Commenting on what has accounted for the strength of the pound sterling against the cedi, analyst with Databank Research, Courage Kwesi Boti, attributed it mainly to the favourable BREXIT negotiations, and demand and supply forces.
“Toward the end of last year, the BREXIT negotiations were completed and against fears of how the outcome could affect trade flows, it turned out that the EU and UK reached a compromise which was more favourable than first thought. That meant that all the apprehension that led to the weaknesses of the pound dissipated, and the pound has been performing well against other advanced market currencies.
Another reason is that, most trading is done in the US dollar than trade in the other currencies such as the pound and euro. So because of demand and supply situation, we generate more FX compared with how much we generate internally from the other currencies to meet the demand level. Most investor inflows are also in dollars and that can also create inherent supply challenges for the other currencies.
So a depreciation of the pound sterling won’t have as significant an impact than if it were the dollar and that is because of their relative share in trade volumes. A dollar depreciation has more significant impact on our economy than that of the other currencies,” he told B&FT in an interview.
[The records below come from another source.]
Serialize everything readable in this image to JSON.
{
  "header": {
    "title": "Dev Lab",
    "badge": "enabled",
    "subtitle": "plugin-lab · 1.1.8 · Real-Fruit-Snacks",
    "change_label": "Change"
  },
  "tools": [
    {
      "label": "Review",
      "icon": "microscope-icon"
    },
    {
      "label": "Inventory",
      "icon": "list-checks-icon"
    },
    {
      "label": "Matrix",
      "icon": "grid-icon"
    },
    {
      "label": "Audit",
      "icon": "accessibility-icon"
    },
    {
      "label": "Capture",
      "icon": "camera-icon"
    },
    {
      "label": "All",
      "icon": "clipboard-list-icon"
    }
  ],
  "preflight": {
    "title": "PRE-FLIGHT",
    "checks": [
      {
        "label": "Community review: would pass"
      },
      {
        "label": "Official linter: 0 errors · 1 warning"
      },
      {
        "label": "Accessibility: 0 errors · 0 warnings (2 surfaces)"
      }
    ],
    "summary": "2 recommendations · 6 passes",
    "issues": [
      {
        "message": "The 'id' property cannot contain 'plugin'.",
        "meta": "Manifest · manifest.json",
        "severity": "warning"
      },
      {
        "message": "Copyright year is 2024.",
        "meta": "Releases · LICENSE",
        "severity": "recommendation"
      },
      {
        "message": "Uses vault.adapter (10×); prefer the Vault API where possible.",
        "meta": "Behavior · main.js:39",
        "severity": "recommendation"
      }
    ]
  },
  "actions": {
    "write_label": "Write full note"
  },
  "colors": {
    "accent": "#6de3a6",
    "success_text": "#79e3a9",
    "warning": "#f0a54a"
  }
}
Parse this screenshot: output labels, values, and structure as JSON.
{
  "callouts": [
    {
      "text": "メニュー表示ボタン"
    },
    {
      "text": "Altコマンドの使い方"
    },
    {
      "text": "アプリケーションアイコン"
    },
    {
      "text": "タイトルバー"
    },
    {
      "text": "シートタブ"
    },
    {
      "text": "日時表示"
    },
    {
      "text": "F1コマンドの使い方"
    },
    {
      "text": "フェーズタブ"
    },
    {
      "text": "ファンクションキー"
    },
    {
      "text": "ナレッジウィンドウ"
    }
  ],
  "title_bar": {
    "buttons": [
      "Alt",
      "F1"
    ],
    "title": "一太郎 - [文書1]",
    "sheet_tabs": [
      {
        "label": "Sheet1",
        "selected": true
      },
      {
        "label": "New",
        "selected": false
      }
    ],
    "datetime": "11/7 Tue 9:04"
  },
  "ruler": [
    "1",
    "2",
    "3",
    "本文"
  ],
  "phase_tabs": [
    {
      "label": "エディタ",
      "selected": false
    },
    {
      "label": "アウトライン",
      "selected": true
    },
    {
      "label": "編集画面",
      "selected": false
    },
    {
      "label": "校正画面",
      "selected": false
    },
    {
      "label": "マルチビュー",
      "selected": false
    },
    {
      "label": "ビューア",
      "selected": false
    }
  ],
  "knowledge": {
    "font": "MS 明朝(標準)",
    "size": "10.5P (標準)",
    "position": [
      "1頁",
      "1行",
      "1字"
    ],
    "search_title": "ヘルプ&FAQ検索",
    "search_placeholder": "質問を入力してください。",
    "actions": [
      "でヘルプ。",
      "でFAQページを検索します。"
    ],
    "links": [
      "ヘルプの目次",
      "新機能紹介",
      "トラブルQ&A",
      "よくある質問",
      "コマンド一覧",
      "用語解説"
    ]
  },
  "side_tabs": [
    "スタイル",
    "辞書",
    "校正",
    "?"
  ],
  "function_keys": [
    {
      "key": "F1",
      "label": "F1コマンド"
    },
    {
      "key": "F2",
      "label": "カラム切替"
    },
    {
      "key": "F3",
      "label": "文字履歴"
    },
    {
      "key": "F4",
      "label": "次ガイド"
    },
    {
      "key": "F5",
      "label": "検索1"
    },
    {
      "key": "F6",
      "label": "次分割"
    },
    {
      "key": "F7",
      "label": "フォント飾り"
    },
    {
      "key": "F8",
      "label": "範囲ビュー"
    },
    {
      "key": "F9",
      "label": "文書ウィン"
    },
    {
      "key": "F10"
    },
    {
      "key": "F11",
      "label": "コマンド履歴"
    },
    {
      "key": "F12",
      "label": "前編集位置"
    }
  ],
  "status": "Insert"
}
To ensure enough supply of the dollar, one of the measures the central bank has adopted, which has so far proven effective, is the FX Forward Auction that seeks to pump US$300 million into the economy by end of the year. Out of this amount, US$50 million will be pumped into the economy bi-weekly till the end of the first quarter. Then, from the second quarter onward, it will be slashed by half till the end of the year.